So I’ve had the wonderful opportunity in the last few months to become friends with, and talk to a super inspirational fellow blogger named Lauren, who’s over at https://imfinestopasking.com/
She contacted & asked me if I’d like to do a guest post swap, wherein she would talk about her experience with emetophobia, and I would write about why I choose to talk about my depression – I like to think we’re helping each other to bring a little awareness to what the other has been through, & that’s blinkin’ amazing.
So if you’d like to read my guest post on Lauren’s blog, please do click that link above & have a gander! Meanwhile, scroll on down & point your peepers at Lauren’s piece on Emetophobia, and help us bring a little more awareness!
Oh & Lauren – it’s been a pleasure! ❤
All the bear hugs,
Afraid to Breathe
What is your biggest fear? Heights? Crowds? Spiders? Snakes? Growing up, it’s not uncommon to hear “what is your biggest fear” used as an icebreaker on the first day of school or asked as a question during Truth or Dare. Most people don’t lie about their fears. But I always did.
That’s because my biggest fear is more than just a fear, it’s a phobia. And it’s a weird one (or so I thought). My biggest fear has a name, and it’s called emetophobia – the fear of vomiting. As I got older and began opening up about my emetophobia, I was often met with responses like, “Oh! I understand, I hate that feeling too.”
I doubt anyone enjoys vomiting. I don’t think anyone wakes up in the morning hoping they’ll get the awesome opportunity to throw up that day. But it normally doesn’t cause most people to panic either. It normally doesn’t completely and utterly change their lives.
When I was almost eight years old, I caught the stomach flu twice in a row. I was sick for over two weeks. I had always been an anxious kid (my earliest memories involve having full-blown panic attacks during preschool), but this stomach flu changed everything.
At just eight years old, I instantly went from an anxious kid to a non-functional child. Soon, my entire life revolved around this fear. I almost completely stopped eating, as I believed eating would make me vomit. I associated the evening with getting sick, because during the stomach flu I felt much worse at night. So I refused to eat dinner.
Doctors appointments became my norm. I went to pediatricians, psychiatrists, psychologists, and was forced to talk to children’s helplines. By the time I was 10, I was borderline failure to thrive. Not everyone with emetophobia develops the related eating disorder – but I did.
Even though emetophobia often appears on ‘most common phobias’ lists, it is still a relatively unknown disorder. The related eating disorder doesn’t have a name either, and that was very confusing to me as a child. I was too embarrassed to tell anyone what I was going through, aside from my parents. I didn’t even know how to explain it.

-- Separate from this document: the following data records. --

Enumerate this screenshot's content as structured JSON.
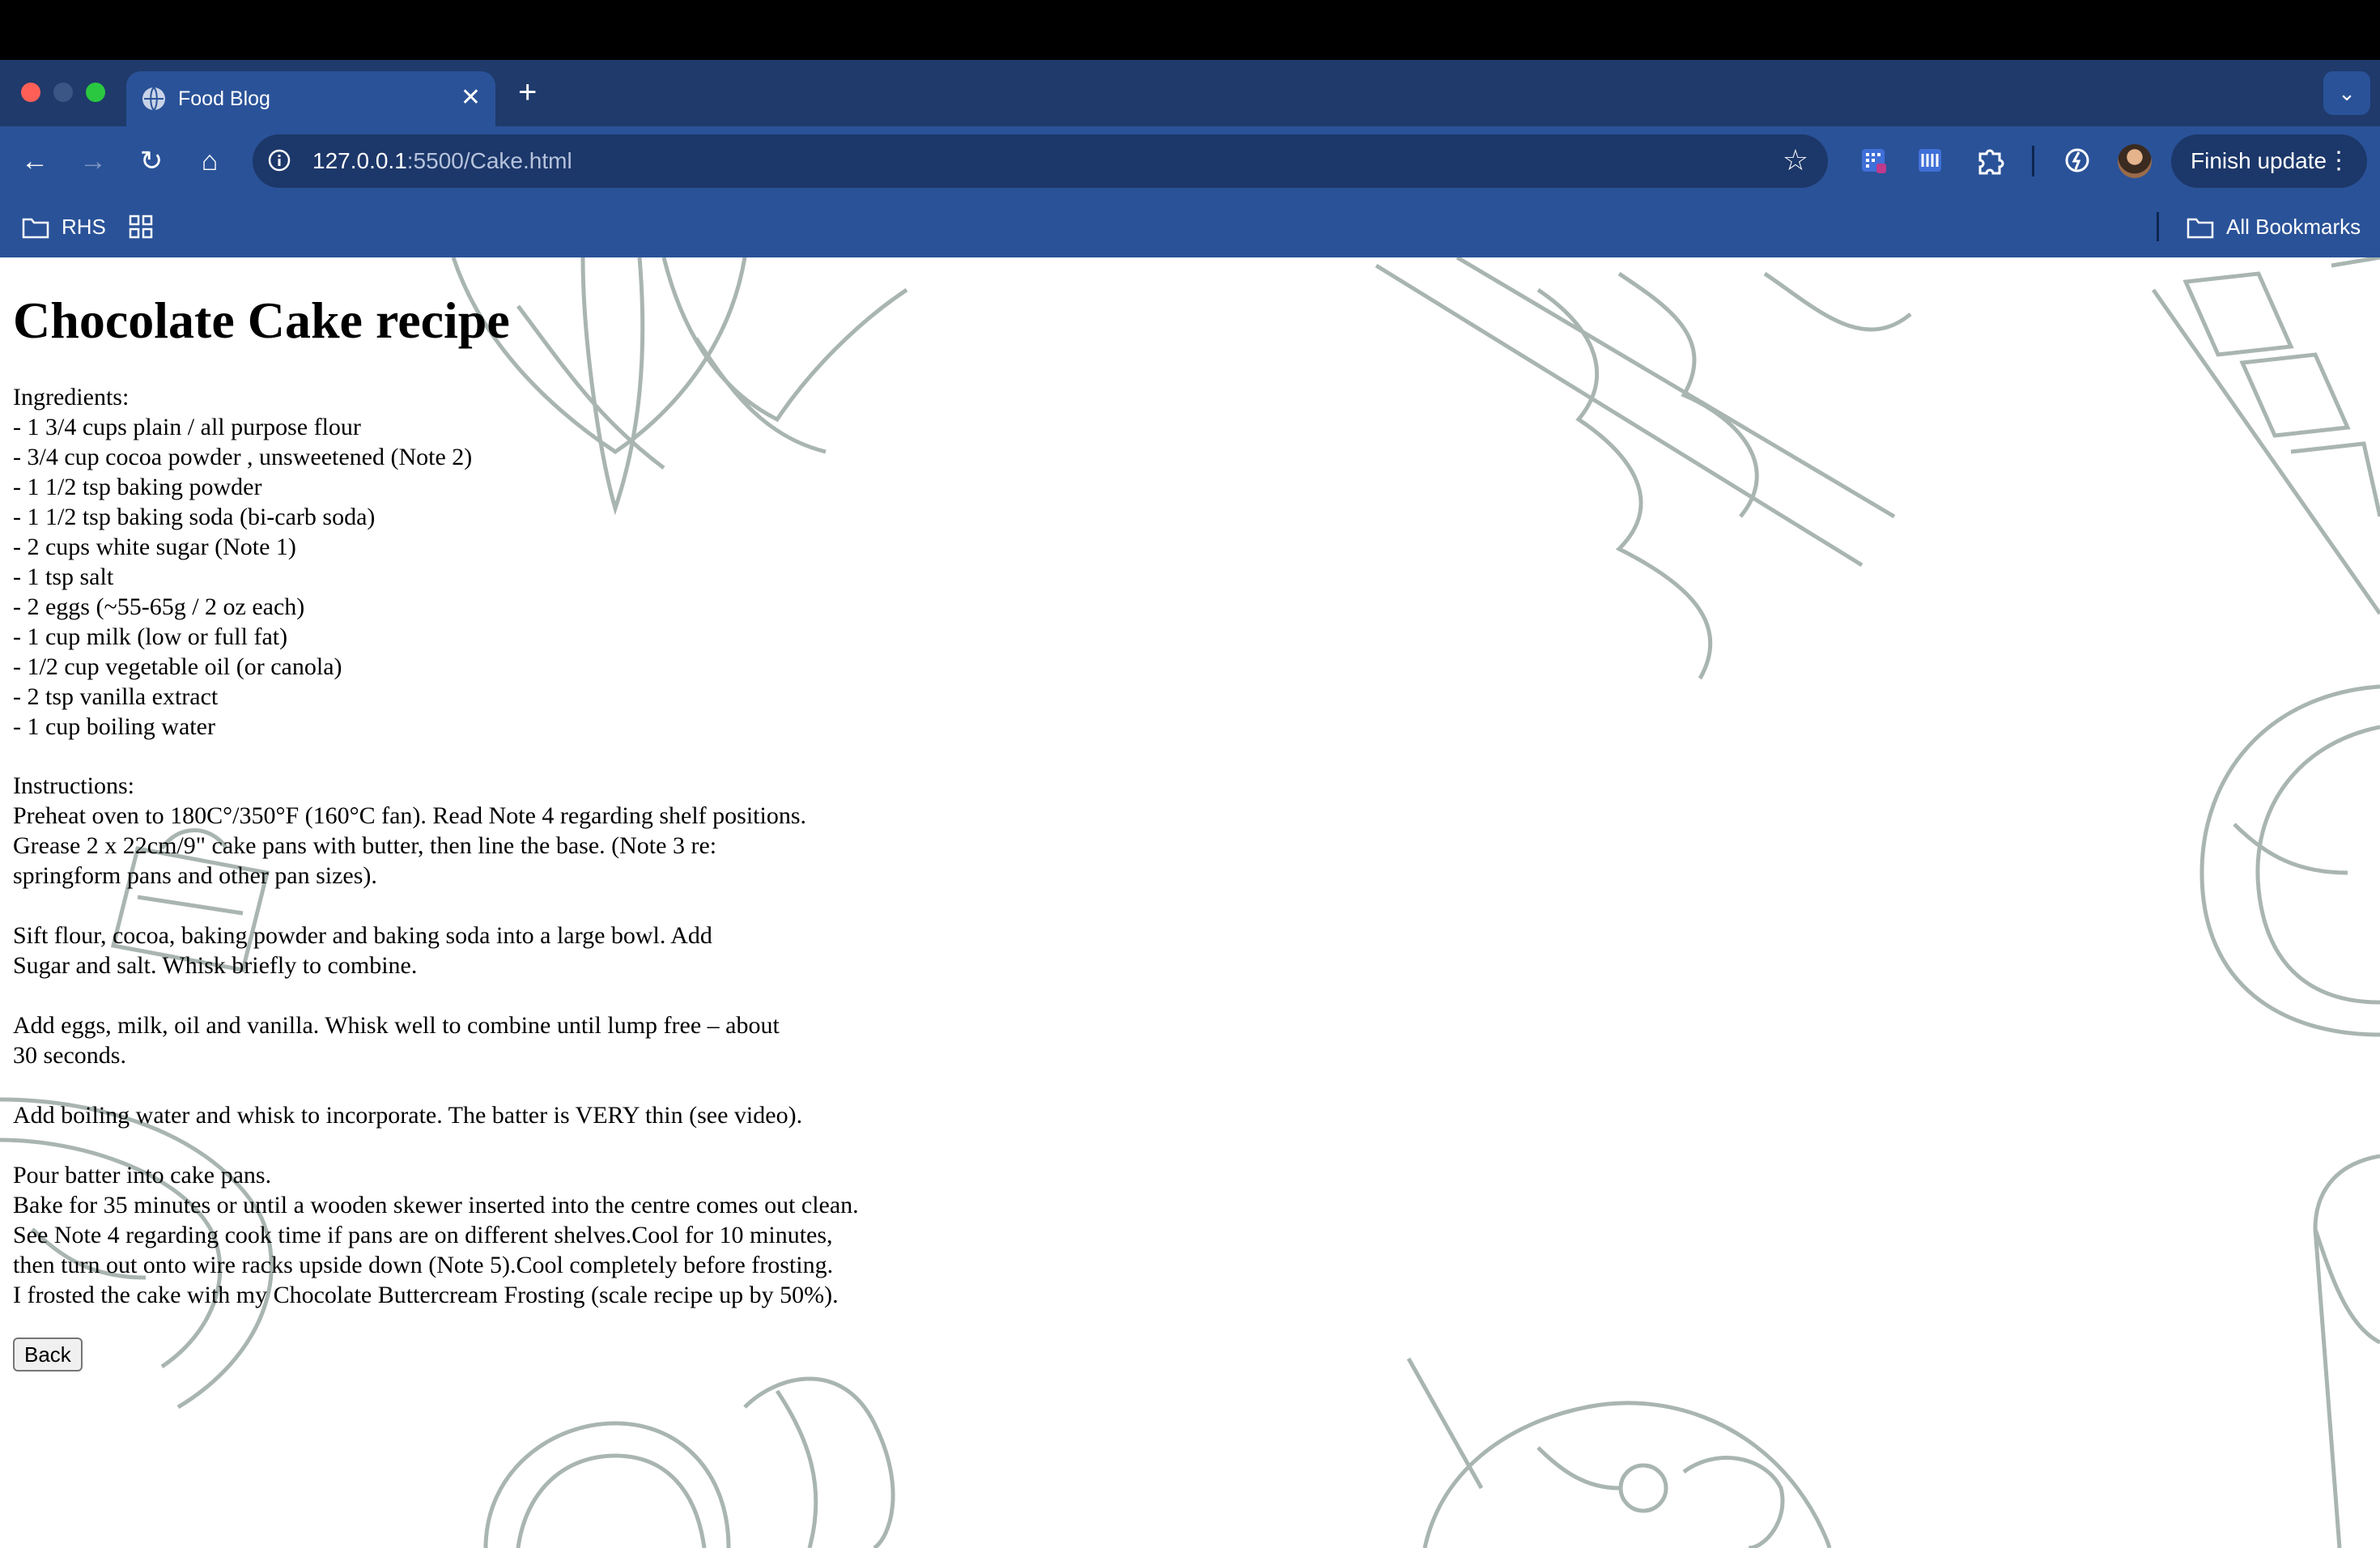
{
  "browser": {
    "tab_title": "Food Blog",
    "url_host": "127.0.0.1",
    "url_path": ":5500/Cake.html",
    "finish_update_label": "Finish update",
    "bookmarks": {
      "folder_label": "RHS",
      "all_bookmarks_label": "All Bookmarks"
    },
    "icons": [
      "globe-icon",
      "close-icon",
      "plus-icon",
      "chevron-down-icon",
      "back-arrow-icon",
      "forward-arrow-icon",
      "reload-icon",
      "home-icon",
      "site-info-icon",
      "star-icon",
      "extension-icon",
      "puzzle-icon",
      "performance-icon",
      "avatar",
      "more-vert-icon",
      "folder-icon",
      "apps-grid-icon"
    ]
  },
  "recipe": {
    "title": "Chocolate Cake recipe",
    "ingredients_heading": "Ingredients:",
    "ingredients": [
      "- 1 3/4 cups plain / all purpose flour",
      "- 3/4 cup cocoa powder , unsweetened (Note 2)",
      "- 1 1/2 tsp baking powder",
      "- 1 1/2 tsp baking soda (bi-carb soda)",
      "- 2 cups white sugar (Note 1)",
      "- 1 tsp salt",
      "- 2 eggs (~55-65g / 2 oz each)",
      "- 1 cup milk (low or full fat)",
      "- 1/2 cup vegetable oil (or canola)",
      "- 2 tsp vanilla extract",
      "- 1 cup boiling water"
    ],
    "instructions_heading": "Instructions:",
    "instructions": [
      [
        "Preheat oven to 180C°/350°F (160°C fan). Read Note 4 regarding shelf positions.",
        "Grease 2 x 22cm/9\" cake pans with butter, then line the base. (Note 3 re:",
        "springform pans and other pan sizes)."
      ],
      [
        "Sift flour, cocoa, baking powder and baking soda into a large bowl. Add",
        "Sugar and salt. Whisk briefly to combine."
      ],
      [
        "Add eggs, milk, oil and vanilla. Whisk well to combine until lump free – about",
        "30 seconds."
      ],
      [
        "Add boiling water and whisk to incorporate. The batter is VERY thin (see video)."
      ],
      [
        "Pour batter into cake pans.",
        "Bake for 35 minutes or until a wooden skewer inserted into the centre comes out clean.",
        "See Note 4 regarding cook time if pans are on different shelves.Cool for 10 minutes,",
        "then turn out onto wire racks upside down (Note 5).Cool completely before frosting.",
        "I frosted the cake with my Chocolate Buttercream Frosting (scale recipe up by 50%)."
      ]
    ],
    "back_label": "Back"
  },
  "colors": {
    "tabstrip": "#1f3a6b",
    "toolbar": "#2a5298",
    "omnibox": "#1c3769",
    "illustration": "#a9b5b0"
  }
}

I didn’t fit the anorexia nervosa symptoms because my eating disorder had nothing to do with my body image. And I definitely didn’t have bulimia…so what was wrong with me?
It’s not just about food. I missed countless social events like birthday parties, family gatherings, concerts, school events, and more because “what if I get sick there? In front of everyone?” My emetophobia often mimicked the symptoms of social anxiety.
When I was eight years old and first realized that this fear was not going to disappear anytime soon, I remember sitting at the edge of my driveway, crying, wondering if I would still be this way when I was 10…and 15….and 20 years old…Would I still be this way as an adult?
And at 25 years old, the answer is yes. Sort of.
I still struggle with emetophobia and the related eating disorder. I still skip dinner every once in a while and have long panic attacks complete with dry-heaving, shaking, hyperventilating, crying, and even mild self-harm (in an attempt to distract from stomach pain).
Emetophobia is so frustrating because you cannot avoid it. Unlike a fear of flying or heights, which can technically be avoided forever, I can’t avoid my fear. You could never step foot on an airplane again and still live a good life. I can’t stop eating. If I stop eating, I will die.
When I try to explain to people what emetophobia is like, I say it’s like a fear of breathing. Imagine if you were afraid to breathe, but…you have to breathe. So you take a breathe but every time you do, you’re terrified something horrible might happen to you.
Everyone around me eats without taking a second thought, like breathing. But every single bite I take is terrifying. Will this give me food poisoning? What about E. Coli? Will that upset my stomach? Will I have a five-hour long panic attack because of this meal?
Even though emetophobia is a huge part of my life, I am slowly overcoming it. I am making progress. I am finally at a healthy weight, I no longer have daily panic attacks during meals, and I actually look forward eating out (most of the time).
But I think the biggest change is that I am no longer embarrassed. I talk openly about my phobia to anyone who is willing to hear in hopes that my story can both bring awareness and comfort to those suffering like I did. You are not alone.